Lisa Randall's research connects theoretical insights to puzzles in our current understanding of the properties and interactions of matter. She has developed and studied a wide variety of models to address these questions, including extra dimensions of space and novel theories of dark matter. Much of her current research is focused on the Large Hadron Collider and dark matter searches and models.
Randall has also had a public presence through her writing, lectures, and radio and TV appearances. Randall’s books, Warped Passages: Unraveling the Mysteries of the Universe’s Hidden Dimensions and Knocking on Heaven’s Door: How Physics and Scientific Thinking Illuminate the Universe and the Modern World were both on the New York Times’ list of 100 Notable Books of the Year. Randall’s most recent book is titled Dark Matter and the Dinosaurs, about connected science in the universe.

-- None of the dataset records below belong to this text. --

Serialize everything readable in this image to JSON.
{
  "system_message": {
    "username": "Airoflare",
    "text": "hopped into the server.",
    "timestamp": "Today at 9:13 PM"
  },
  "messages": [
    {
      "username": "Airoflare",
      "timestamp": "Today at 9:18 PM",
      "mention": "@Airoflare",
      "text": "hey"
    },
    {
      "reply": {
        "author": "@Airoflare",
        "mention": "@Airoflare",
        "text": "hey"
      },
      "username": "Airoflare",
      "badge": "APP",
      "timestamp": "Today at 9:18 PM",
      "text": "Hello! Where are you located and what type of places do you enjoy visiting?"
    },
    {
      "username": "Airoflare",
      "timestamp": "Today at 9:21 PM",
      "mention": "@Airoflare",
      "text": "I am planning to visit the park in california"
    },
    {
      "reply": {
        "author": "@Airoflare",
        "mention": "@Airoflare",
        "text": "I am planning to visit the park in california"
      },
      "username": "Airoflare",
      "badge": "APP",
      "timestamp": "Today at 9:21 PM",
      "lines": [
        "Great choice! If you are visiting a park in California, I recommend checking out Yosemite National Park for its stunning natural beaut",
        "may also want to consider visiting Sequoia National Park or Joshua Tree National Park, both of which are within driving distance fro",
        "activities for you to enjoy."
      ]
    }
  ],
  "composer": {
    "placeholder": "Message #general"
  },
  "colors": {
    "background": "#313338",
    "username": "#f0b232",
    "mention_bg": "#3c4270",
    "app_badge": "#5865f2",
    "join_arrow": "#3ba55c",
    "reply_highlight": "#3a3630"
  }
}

Randall has also pursued art-science connections, writing a libretto for Hypermusic: A Projective Opera in Seven Planes that premiered in the Pompidou Center in Paris and co-curating an art exhibit for the Los Angeles Arts Association.

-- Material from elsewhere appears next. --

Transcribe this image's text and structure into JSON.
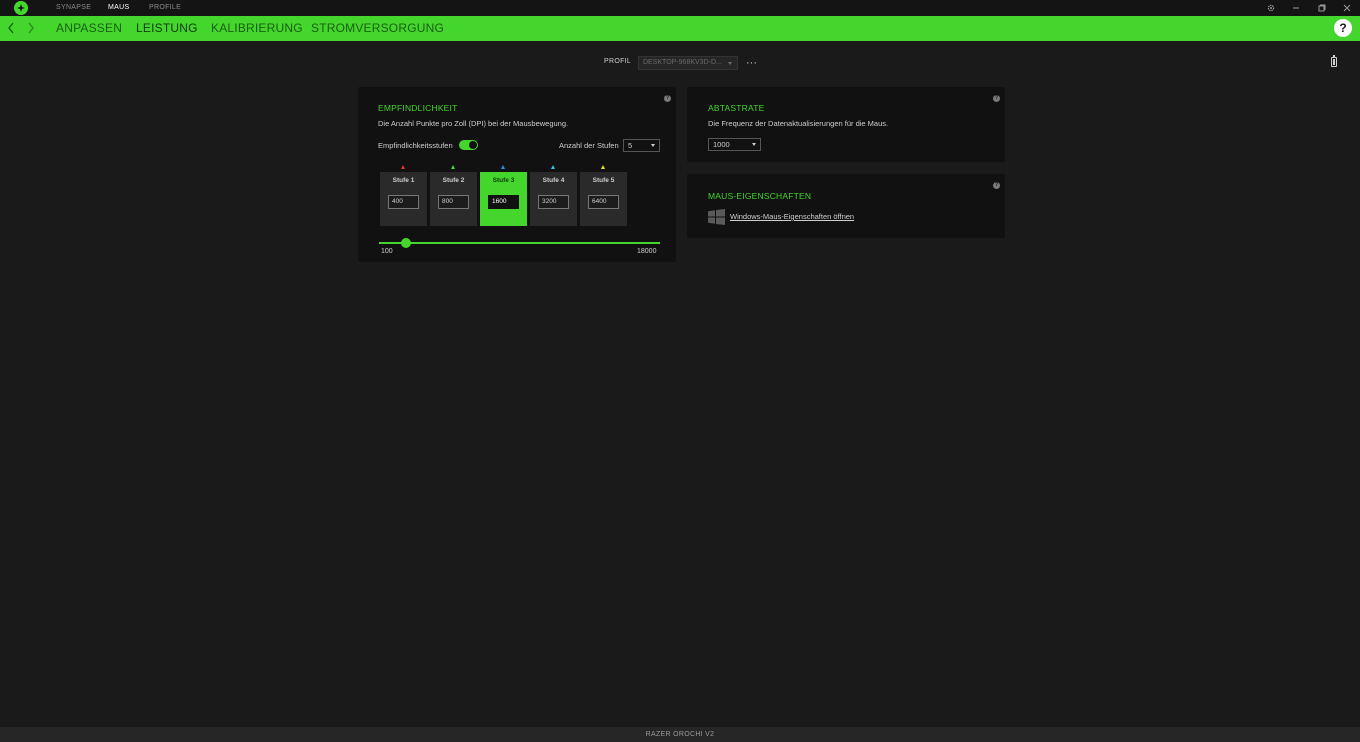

Randall’s studies have made her among the most cited and influential theoretical physicists and she has received numerous awards and honors for her endeavors. She is a member of the National Academy of Sciences, the American Philosophical Society, the American Academy of Arts and Sciences, was a fellow of the American Physical Society, and is a past winner of an Alfred P. Sloan Foundation Research Fellowship, a National Science Foundation Young Investigator Award, a DOE Outstanding Junior Investigator Award, and the Westinghouse Science Talent Search. Randall is an honorary member of the Royal Irish Academy and an honorary fellow of the British Institute of Physics. In 2003, she received the Premio Caterina Tomassoni e Felice Pietro Chisesi Award, from the University of Rome, La Sapienza. In 2006, she received the Klopsteg Award from the American Society of Physics Teachers (AAPT) for her lectures and in 2007 she received the Julius Lilienfeld Prize from the American Physical Society for her work on elementary particle physics and cosmology and for communicating this work to the public. In 2012, she was the recipient of the Andrew Gemant Award from the American Institute of Physics, which is given annually for significant contributions to the cultural, artistic or humanistic dimension of physics.
Randall was on the list of Time Magazine's "100 Most Influential People" of 2007 and was one of 40 people featured in The Rolling Stone 40th anniversary issue that same year. Randall was featured in Newsweek's "Who's Next in 2006" as "one of the most promising theoretical physicists of her generation" and in Seed Magazine's "2005 Year in Science Icons." In 2008, Randall was among Esquire Magazine's “75 Most Influential People.”
Randall earned her Ph.D. from Harvard University and held professorships at MIT and Princeton University before returning to Harvard as a faculty member in 2001. She is also the recipient of honorary degrees from Brown University, Duke University, Bard College, and the University of Antwerp.
Professor Randall's Athenaeum talk is part of the Science and Skepticism series co-sponsored by the Gould Center for Humanistic Studies.
Photo credit: Rose Lincoln